WORK TO BE COMPLETED ::
Look through the records below, and whenever a line contains "我预订的域名", copy it.

Excerpts from an interface dataset:
------------------------------------------------

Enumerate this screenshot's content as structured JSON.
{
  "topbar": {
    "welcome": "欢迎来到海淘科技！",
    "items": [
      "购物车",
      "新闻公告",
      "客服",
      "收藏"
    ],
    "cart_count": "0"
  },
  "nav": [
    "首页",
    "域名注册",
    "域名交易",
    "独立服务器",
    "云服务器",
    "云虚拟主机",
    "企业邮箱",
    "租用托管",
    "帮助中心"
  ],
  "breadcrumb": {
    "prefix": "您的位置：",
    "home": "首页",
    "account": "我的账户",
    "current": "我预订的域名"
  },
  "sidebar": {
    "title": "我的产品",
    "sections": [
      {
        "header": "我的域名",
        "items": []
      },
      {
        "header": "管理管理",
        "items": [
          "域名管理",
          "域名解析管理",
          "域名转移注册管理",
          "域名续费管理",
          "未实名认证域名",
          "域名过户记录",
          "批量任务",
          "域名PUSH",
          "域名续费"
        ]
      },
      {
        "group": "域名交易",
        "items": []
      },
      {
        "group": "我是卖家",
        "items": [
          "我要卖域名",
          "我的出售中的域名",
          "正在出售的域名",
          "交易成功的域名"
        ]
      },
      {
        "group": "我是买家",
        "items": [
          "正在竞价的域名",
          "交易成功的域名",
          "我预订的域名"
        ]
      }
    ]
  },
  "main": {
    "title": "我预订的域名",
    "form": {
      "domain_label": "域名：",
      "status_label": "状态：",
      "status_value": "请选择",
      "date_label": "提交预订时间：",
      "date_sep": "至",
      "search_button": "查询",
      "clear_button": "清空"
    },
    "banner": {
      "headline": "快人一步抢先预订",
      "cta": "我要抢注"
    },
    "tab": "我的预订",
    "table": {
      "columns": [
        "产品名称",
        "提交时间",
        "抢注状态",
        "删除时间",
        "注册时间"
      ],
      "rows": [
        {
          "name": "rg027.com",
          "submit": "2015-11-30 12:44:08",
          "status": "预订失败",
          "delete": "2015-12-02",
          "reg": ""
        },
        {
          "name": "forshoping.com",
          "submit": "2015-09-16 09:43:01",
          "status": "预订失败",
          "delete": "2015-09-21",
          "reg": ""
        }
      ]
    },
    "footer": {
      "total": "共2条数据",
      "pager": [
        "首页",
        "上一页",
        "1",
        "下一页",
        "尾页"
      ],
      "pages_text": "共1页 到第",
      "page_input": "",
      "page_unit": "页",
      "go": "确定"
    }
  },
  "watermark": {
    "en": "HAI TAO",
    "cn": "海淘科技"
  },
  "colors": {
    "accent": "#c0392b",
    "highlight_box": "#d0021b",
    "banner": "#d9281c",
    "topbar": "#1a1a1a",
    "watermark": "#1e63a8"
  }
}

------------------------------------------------

RESULT OF THE TASK ::
    "current": "我预订的域名"
          "我预订的域名"
    "title": "我预订的域名",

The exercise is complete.